[[ PROVIDED RECORDS, beginning ]]

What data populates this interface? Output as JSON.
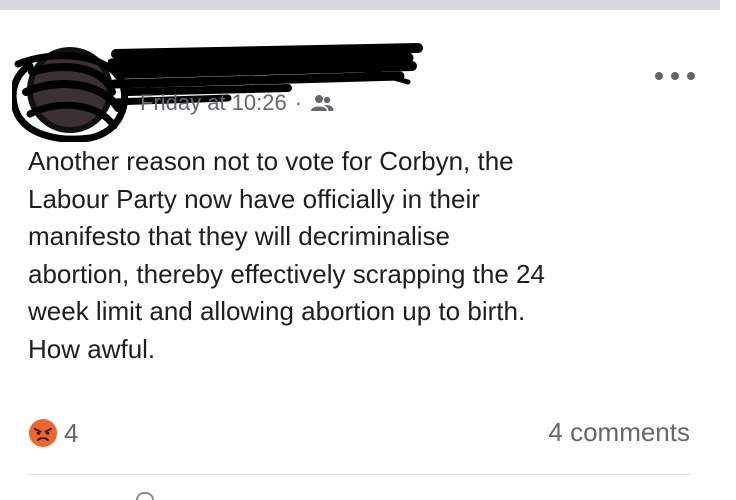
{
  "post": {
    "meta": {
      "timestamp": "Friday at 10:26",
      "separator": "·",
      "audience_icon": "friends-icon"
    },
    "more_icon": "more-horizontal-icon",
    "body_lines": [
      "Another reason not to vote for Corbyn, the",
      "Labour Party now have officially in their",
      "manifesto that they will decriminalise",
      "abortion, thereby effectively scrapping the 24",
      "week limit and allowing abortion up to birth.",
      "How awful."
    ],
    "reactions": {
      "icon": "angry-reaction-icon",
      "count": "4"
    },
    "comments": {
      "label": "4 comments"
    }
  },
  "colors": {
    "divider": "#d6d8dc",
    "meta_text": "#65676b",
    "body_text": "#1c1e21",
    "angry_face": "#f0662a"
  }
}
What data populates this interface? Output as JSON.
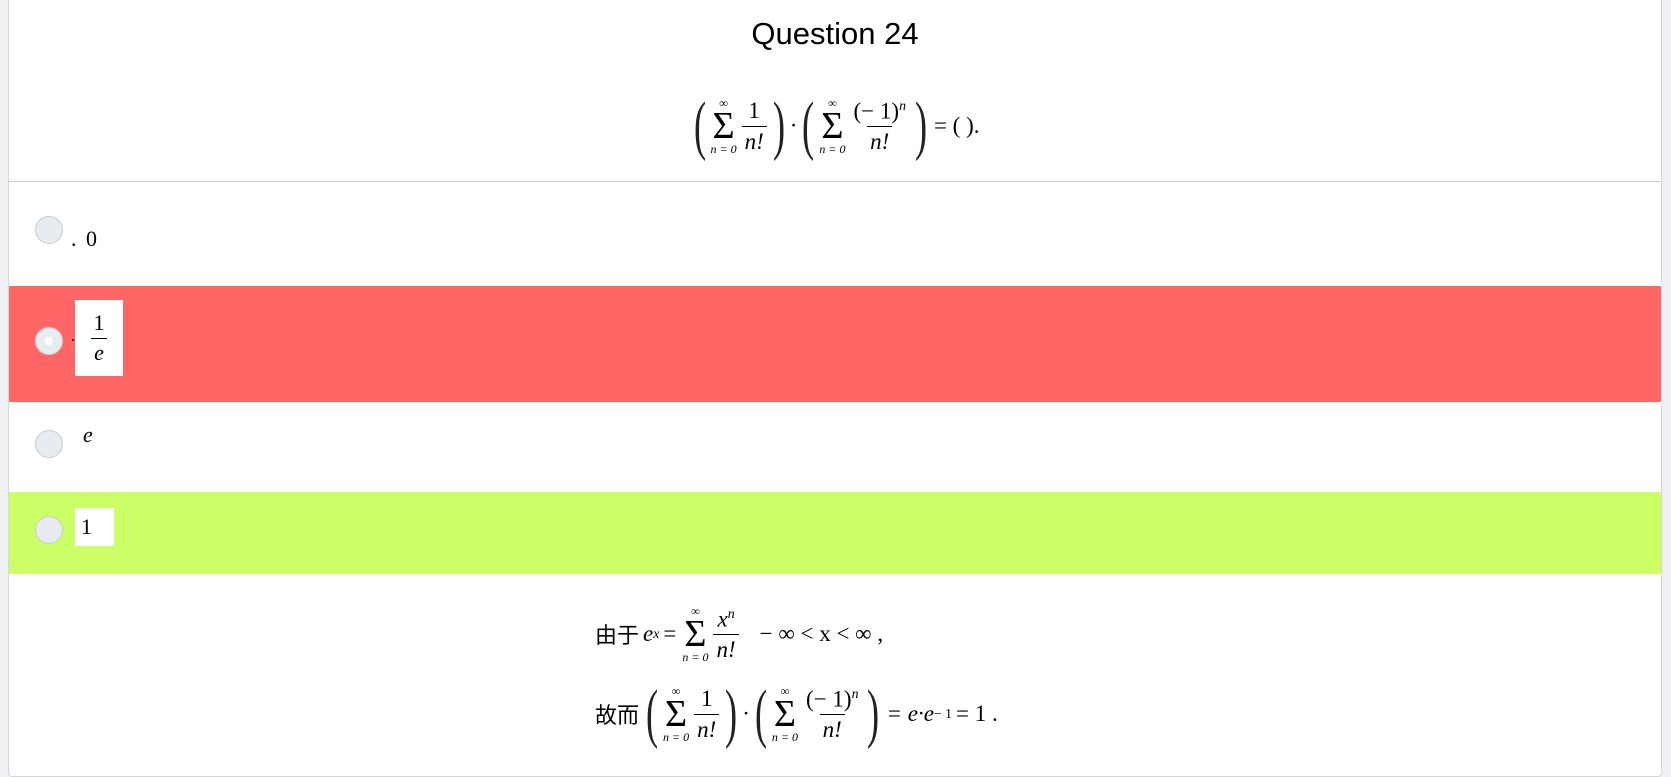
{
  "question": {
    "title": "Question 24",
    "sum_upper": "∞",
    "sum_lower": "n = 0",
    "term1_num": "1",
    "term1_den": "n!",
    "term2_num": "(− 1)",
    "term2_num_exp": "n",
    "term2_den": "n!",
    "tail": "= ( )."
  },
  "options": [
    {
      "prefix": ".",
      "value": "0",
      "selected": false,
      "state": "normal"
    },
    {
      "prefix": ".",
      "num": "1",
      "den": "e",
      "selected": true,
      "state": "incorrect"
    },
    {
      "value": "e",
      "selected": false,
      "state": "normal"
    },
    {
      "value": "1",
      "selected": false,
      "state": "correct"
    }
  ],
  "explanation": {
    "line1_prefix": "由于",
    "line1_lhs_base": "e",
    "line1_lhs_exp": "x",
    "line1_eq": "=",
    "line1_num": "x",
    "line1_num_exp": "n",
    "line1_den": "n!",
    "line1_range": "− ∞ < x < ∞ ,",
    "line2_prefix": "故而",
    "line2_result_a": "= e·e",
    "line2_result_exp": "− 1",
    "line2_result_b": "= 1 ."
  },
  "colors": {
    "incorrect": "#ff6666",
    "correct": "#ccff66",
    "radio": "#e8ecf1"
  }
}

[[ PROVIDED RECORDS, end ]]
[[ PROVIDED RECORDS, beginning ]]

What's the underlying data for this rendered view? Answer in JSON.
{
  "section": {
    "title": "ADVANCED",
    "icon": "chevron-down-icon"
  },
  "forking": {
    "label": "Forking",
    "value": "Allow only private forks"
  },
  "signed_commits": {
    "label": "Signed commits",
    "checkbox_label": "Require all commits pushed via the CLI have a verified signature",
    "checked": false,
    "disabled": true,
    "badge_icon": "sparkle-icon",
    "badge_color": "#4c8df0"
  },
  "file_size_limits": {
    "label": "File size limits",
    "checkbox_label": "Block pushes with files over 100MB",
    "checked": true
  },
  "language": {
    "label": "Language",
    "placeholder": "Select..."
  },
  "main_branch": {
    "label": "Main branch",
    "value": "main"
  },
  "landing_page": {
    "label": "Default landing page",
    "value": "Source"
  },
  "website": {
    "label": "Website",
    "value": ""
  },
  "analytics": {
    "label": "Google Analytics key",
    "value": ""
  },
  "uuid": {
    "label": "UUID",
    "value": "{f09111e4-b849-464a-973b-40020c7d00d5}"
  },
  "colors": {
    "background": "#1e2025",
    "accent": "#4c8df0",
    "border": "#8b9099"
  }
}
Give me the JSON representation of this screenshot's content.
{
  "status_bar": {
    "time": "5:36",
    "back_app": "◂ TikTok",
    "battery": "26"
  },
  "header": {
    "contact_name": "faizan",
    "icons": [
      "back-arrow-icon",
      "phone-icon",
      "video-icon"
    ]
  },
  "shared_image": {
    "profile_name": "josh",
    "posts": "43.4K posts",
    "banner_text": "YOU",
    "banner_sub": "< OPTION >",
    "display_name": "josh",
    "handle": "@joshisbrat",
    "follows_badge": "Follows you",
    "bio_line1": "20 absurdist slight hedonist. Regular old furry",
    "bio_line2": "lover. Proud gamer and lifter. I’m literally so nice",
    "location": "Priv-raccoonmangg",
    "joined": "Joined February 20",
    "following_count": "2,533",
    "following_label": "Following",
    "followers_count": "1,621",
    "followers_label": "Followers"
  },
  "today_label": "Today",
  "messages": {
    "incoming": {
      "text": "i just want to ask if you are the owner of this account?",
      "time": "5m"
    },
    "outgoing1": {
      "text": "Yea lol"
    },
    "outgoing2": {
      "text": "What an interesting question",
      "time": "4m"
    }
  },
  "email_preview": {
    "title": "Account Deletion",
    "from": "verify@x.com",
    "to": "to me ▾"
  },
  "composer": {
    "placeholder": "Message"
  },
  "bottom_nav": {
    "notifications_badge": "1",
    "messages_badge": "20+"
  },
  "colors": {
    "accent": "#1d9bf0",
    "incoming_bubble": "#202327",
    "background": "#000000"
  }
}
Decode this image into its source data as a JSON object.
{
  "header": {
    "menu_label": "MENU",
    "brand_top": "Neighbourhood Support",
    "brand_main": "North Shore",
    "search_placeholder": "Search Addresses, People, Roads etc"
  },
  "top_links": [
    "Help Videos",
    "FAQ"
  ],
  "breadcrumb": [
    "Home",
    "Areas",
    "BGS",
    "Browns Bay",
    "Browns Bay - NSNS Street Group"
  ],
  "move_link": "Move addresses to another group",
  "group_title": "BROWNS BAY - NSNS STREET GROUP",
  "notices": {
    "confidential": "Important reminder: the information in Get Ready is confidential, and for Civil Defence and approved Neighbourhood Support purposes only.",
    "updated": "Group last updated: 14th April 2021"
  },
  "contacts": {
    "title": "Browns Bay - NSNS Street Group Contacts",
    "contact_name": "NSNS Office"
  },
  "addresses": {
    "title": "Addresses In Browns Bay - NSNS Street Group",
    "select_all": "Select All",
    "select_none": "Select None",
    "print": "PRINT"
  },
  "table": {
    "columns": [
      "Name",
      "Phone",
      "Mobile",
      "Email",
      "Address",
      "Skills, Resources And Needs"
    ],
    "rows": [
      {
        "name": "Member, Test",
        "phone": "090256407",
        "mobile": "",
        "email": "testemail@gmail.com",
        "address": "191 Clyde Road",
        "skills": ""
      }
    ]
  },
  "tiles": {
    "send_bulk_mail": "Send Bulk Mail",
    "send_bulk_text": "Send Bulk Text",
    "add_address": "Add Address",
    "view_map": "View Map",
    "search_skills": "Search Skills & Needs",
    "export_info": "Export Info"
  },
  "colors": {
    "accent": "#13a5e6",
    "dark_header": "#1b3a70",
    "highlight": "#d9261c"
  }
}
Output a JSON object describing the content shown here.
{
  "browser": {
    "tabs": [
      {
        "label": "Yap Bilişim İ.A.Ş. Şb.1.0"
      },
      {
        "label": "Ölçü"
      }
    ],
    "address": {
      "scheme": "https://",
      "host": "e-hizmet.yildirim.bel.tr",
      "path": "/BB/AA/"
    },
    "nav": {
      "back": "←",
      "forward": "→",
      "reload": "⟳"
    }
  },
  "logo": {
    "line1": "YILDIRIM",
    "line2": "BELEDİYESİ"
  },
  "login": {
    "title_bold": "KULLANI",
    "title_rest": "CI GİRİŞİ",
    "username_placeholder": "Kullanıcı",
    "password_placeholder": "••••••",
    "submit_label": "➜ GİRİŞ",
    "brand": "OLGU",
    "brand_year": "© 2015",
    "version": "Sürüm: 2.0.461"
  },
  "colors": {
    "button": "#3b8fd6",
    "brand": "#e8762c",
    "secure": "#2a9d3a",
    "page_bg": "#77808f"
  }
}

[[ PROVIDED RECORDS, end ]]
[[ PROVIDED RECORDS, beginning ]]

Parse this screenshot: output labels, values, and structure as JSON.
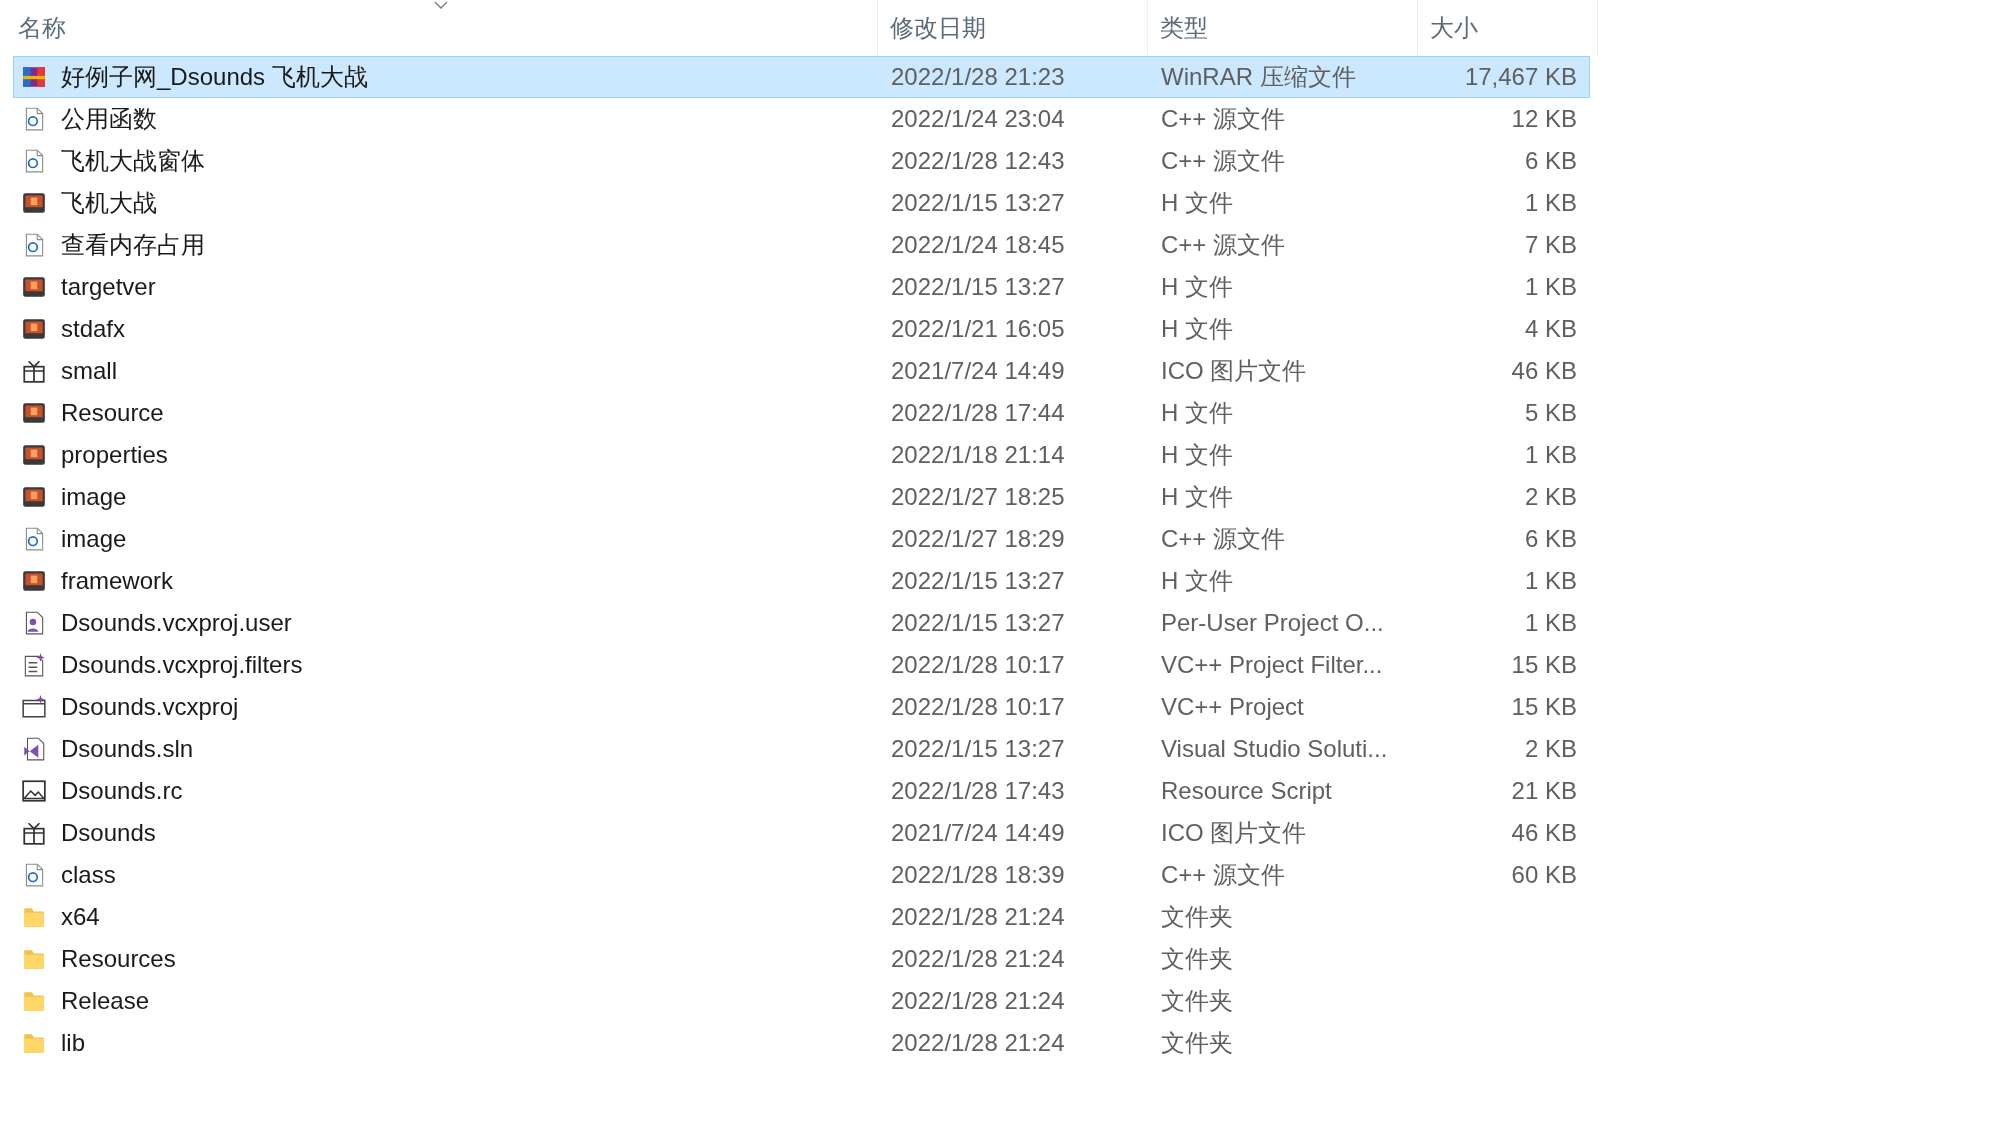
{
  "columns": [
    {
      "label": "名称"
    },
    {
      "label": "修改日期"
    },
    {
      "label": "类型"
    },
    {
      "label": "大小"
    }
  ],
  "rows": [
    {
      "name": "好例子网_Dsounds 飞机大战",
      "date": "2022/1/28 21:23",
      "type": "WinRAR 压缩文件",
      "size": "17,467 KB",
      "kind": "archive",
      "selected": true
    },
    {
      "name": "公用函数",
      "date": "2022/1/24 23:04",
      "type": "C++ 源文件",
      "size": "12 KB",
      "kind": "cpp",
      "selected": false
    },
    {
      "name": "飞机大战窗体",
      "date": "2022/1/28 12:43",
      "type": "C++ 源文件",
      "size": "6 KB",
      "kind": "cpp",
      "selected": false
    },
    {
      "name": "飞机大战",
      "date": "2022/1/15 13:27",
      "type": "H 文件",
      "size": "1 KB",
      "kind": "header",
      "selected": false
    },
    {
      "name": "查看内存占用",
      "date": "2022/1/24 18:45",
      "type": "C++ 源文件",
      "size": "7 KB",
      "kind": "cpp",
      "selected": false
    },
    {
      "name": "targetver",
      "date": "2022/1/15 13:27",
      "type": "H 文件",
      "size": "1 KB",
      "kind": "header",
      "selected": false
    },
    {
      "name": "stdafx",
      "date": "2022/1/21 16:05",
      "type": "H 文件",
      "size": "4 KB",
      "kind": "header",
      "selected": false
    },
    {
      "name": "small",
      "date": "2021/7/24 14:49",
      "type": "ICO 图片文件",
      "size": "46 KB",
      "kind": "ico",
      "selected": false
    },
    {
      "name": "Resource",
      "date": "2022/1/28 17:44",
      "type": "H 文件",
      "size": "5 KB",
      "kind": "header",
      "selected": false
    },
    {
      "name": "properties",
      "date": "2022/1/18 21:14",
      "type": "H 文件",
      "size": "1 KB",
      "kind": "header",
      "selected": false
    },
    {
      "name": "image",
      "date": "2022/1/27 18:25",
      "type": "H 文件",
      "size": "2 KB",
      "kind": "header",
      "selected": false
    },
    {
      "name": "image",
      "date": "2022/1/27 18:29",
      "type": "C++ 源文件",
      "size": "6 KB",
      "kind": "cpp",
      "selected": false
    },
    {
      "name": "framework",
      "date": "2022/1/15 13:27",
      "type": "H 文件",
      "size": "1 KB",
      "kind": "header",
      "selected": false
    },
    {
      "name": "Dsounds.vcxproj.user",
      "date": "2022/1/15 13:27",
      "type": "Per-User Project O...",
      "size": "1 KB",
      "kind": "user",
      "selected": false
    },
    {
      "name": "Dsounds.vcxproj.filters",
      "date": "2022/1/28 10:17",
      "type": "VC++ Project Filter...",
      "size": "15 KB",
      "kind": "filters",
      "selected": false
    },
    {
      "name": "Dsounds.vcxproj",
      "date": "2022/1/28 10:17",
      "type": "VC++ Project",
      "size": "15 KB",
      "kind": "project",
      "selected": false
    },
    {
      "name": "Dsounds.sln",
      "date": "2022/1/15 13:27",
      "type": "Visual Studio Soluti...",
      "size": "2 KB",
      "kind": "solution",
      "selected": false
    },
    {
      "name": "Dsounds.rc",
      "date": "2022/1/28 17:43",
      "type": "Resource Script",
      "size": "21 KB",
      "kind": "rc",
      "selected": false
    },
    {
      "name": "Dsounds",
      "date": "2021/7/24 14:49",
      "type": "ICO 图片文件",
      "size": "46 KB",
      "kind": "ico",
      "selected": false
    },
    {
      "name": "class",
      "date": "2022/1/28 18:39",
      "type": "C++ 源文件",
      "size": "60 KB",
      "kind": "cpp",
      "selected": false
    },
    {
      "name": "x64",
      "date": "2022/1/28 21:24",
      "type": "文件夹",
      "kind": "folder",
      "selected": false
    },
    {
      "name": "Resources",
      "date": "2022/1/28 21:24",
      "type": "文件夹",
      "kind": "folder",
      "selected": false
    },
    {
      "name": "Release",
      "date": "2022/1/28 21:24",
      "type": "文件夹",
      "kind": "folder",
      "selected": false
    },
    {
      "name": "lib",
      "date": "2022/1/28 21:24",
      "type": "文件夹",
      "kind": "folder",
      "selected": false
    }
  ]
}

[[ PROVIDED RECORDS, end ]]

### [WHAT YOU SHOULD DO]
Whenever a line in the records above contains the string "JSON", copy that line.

### [EXPECTED OUTPUT]
What data populates this interface? Output as JSON.
What data populates this interface? Output as JSON.
What's the underlying data for this rendered view? Answer in JSON.
Give me the JSON representation of this screenshot's content.
Decode this image into its source data as a JSON object.
Output a JSON object describing the content shown here.
Parse this screenshot: output labels, values, and structure as JSON.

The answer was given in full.